A colorized electron micrograph shows red blood cells with gold nanorods (yellow dots) on their surfaces. (The blue is a polymer used to fix the cells for imaging.) The image below is an electron micrograph of gold nanorods.
Using gold nanoparticles, MIT researchers have devised a new way to turn blood clotting on and off. The particles, which are controlled by infrared laser light, could promote wound healing or help doctors regulate blood clotting in patients undergoing surgery.
Blood clotting is produced by a long cascade of protein interactions, culminating in the formation of fibrin, a fibrous protein that seals wounds. Heparin and other blood thinners interfere with this process by targeting several of the reactions that occur during the blood-clotting cascade. But there’s no way to counteract the effects of blood thinners. “It’s like you have a light bulb, and you can turn it on with the switch just fine, but you can’t turn it off. You have to wait for it to burn out,” says Kimberly Hamad-Schifferli ’94, a technical staff member at MIT Lincoln Laboratory. She says a better solution would be an agent that targets only the last step—the conversion of fibrinogen to fibrin, a reaction mediated by an enzyme called thrombin.
Several years ago, scientists discovered that DNA with a specific sequence inhibits thrombin by blocking the site where it would typically bind to fibrinogen. The complementary DNA sequence can shut off the inhibition—and turn blood clotting back on—by binding to the original thrombin-inhibiting DNA strand and preventing it from attaching to thrombin.
Hamad-Schifferli and her colleagues had previously shown that gold nanorods bound to drugs or other compounds can be designed to release them when exposed to infrared light. The size of the nanorod determines the wavelength of light that will activate this process. To manipulate the blood-clotting cascade, the researchers loaded a smaller gold nanorod (35 nanometers long) with the DNA thrombin inhibitor; a larger particle (60 nanometers long) was loaded with the complementary DNA strand.
Under the correct wavelength of infrared light, the electrons within the gold become very excited and generate so much heat that they melt slightly, taking on a more spherical shape and releasing their DNA payload.

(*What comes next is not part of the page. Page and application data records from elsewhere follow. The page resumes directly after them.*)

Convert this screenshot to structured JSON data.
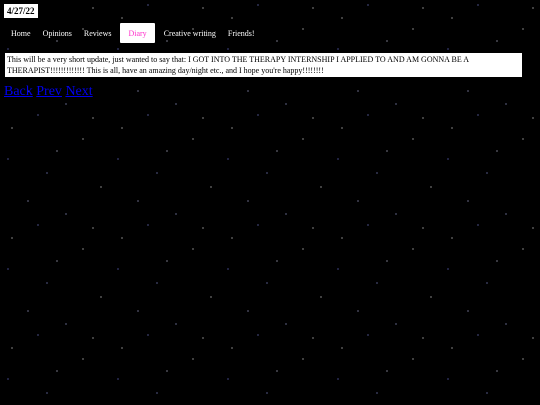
{
  "date": "4/27/22",
  "nav": {
    "items": [
      {
        "label": "Home"
      },
      {
        "label": "Opinions"
      },
      {
        "label": "Reviews"
      },
      {
        "label": "Diary"
      },
      {
        "label": "Creative writing"
      },
      {
        "label": "Friends!"
      }
    ],
    "active_label": "Diary"
  },
  "post": {
    "text": "This will be a very short update, just wanted to say that: I GOT INTO THE THERAPY INTERNSHIP I APPLIED TO AND AM GONNA BE A THERAPIST!!!!!!!!!!!!! This is all, have an amazing day/night etc., and I hope you're happy!!!!!!!!"
  },
  "pager": {
    "back": "Back",
    "prev": "Prev",
    "next": "Next"
  },
  "colors": {
    "background": "#000000",
    "active_nav_text": "#ff33cc",
    "link": "#0000ee"
  }
}
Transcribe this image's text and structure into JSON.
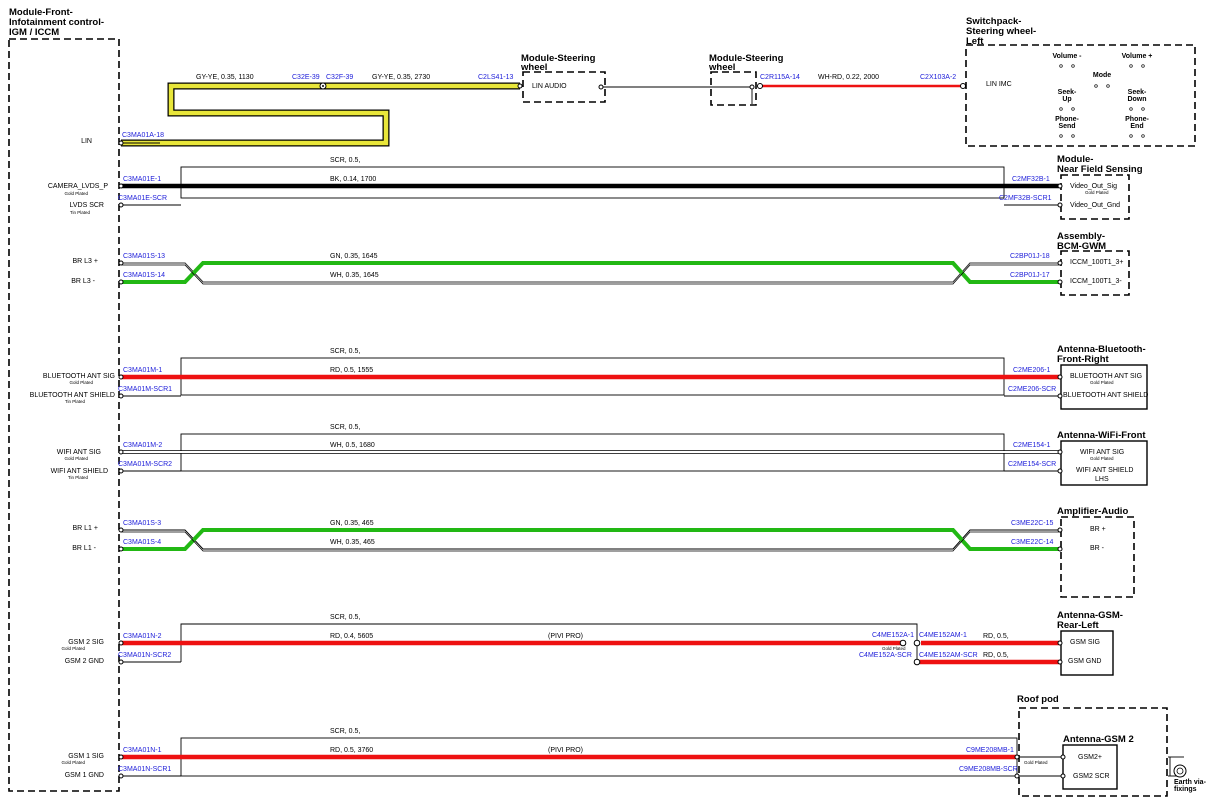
{
  "modules": {
    "iccm": {
      "title": [
        "Module-Front-",
        "Infotainment control-",
        "IGM / ICCM"
      ]
    },
    "steer1": {
      "title": [
        "Module-Steering",
        "wheel"
      ],
      "pin": "LIN AUDIO"
    },
    "steer2": {
      "title": [
        "Module-Steering",
        "wheel"
      ]
    },
    "switchpack": {
      "title": [
        "Switchpack-",
        "Steering wheel-",
        "Left"
      ],
      "pin": "LIN IMC",
      "buttons": {
        "vol_minus": "Volume -",
        "vol_plus": "Volume +",
        "mode": "Mode",
        "seek_up": [
          "Seek-",
          "Up"
        ],
        "seek_down": [
          "Seek-",
          "Down"
        ],
        "phone_send": [
          "Phone-",
          "Send"
        ],
        "phone_end": [
          "Phone-",
          "End"
        ]
      }
    },
    "nfs": {
      "title": [
        "Module-",
        "Near Field Sensing"
      ],
      "pins": [
        "Video_Out_Sig",
        "Gold Plated",
        "Video_Out_Gnd"
      ]
    },
    "bcm": {
      "title": [
        "Assembly-",
        "BCM-GWM"
      ],
      "pins": [
        "ICCM_100T1_3+",
        "ICCM_100T1_3-"
      ]
    },
    "bt": {
      "title": [
        "Antenna-Bluetooth-",
        "Front-Right"
      ],
      "pins": [
        "BLUETOOTH ANT SIG",
        "Gold Plated",
        "BLUETOOTH ANT SHIELD"
      ]
    },
    "wifi": {
      "title": [
        "Antenna-WiFi-Front"
      ],
      "pins": [
        "WIFI ANT SIG",
        "Gold Plated",
        "WIFI ANT SHIELD",
        "LHS"
      ]
    },
    "amp": {
      "title": [
        "Amplifier-Audio"
      ],
      "pins": [
        "BR +",
        "BR -"
      ]
    },
    "gsm_rl": {
      "title": [
        "Antenna-GSM-",
        "Rear-Left"
      ],
      "pins": [
        "GSM SIG",
        "GSM GND"
      ]
    },
    "roofpod": {
      "title": [
        "Roof pod"
      ]
    },
    "gsm2": {
      "title": [
        "Antenna-GSM 2"
      ],
      "pins": [
        "GSM2+",
        "GSM2 SCR"
      ],
      "plating": "Gold Plated"
    },
    "earth": {
      "label": [
        "Earth via-",
        "fixings"
      ]
    }
  },
  "left_pins": {
    "lin": "LIN",
    "camera": "CAMERA_LVDS_P",
    "gold1": "Gold Plated",
    "lvds_scr": "LVDS SCR",
    "tin1": "Tin Plated",
    "brl3p": "BR L3 +",
    "brl3m": "BR L3 -",
    "bt_sig": "BLUETOOTH ANT SIG",
    "gold2": "Gold Plated",
    "bt_shield": "BLUETOOTH ANT SHIELD",
    "tin2": "Tin Plated",
    "wifi_sig": "WIFI ANT SIG",
    "gold3": "Gold Plated",
    "wifi_shield": "WIFI ANT SHIELD",
    "tin3": "Tin Plated",
    "brl1p": "BR L1 +",
    "brl1m": "BR L1 -",
    "gsm2_sig": "GSM 2 SIG",
    "gold4": "Gold Plated",
    "gsm2_gnd": "GSM 2 GND",
    "gsm1_sig": "GSM 1 SIG",
    "gold5": "Gold Plated",
    "gsm1_gnd": "GSM 1 GND"
  },
  "connectors": {
    "c3ma01a18": "C3MA01A-18",
    "c32e39": "C32E-39",
    "c32f39": "C32F-39",
    "c2ls41_13": "C2LS41-13",
    "c2r115a14": "C2R115A-14",
    "c2x103a2": "C2X103A-2",
    "c3ma01e1": "C3MA01E-1",
    "c3ma01escr": "C3MA01E-SCR",
    "c2mf32b1": "C2MF32B-1",
    "c2mf32bscr": "C2MF32B-SCR1",
    "c3ma01s13": "C3MA01S-13",
    "c3ma01s14": "C3MA01S-14",
    "c2bp01j18": "C2BP01J-18",
    "c2bp01j17": "C2BP01J-17",
    "c3ma01m1": "C3MA01M-1",
    "c3ma01mscr": "C3MA01M-SCR1",
    "c2me206_1": "C2ME206-1",
    "c2me206scr": "C2ME206-SCR",
    "c3ma01m2": "C3MA01M-2",
    "c3ma01mscr2": "C3MA01M-SCR2",
    "c2me154_1": "C2ME154-1",
    "c2me154scr": "C2ME154-SCR",
    "c3ma01s3": "C3MA01S-3",
    "c3ma01s4": "C3MA01S-4",
    "c3me22c15": "C3ME22C-15",
    "c3me22c14": "C3ME22C-14",
    "c3ma01n2": "C3MA01N-2",
    "c3ma01nscr2": "C3MA01N-SCR2",
    "c4me152a1": "C4ME152A-1",
    "c4me152am1": "C4ME152AM-1",
    "c4me152ascr": "C4ME152A-SCR",
    "c4me152amscr": "C4ME152AM-SCR",
    "c3ma01n1": "C3MA01N-1",
    "c3ma01nscr1": "C3MA01N-SCR1",
    "c9me208mb1": "C9ME208MB-1",
    "c9me208mbscr": "C9ME208MB-SCR"
  },
  "wires": {
    "gy1": "GY-YE,  0.35,  1130",
    "gy2": "GY-YE,  0.35,  2730",
    "whrd": "WH-RD,  0.22,  2000",
    "scr": "SCR,  0.5,",
    "bk": "BK,  0.14,  1700",
    "gn1645": "GN,  0.35,  1645",
    "wh1645": "WH,  0.35,  1645",
    "rd1555": "RD,  0.5,  1555",
    "wh1680": "WH,  0.5,  1680",
    "gn465": "GN,  0.35,  465",
    "wh465": "WH,  0.35,  465",
    "rd5605": "RD,  0.4,  5605",
    "pivi": "(PIVI PRO)",
    "rd05": "RD,  0.5,",
    "rd3760": "RD,  0.5,  3760"
  },
  "colors": {
    "red": "#ee1111",
    "green": "#22b814",
    "yellow": "#e8e63a",
    "black": "#000000",
    "connector": "#1c1cd9"
  }
}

The researchers have successfully tested the particles in human blood samples and are now engineering them so they can travel to injury sites where they would be needed.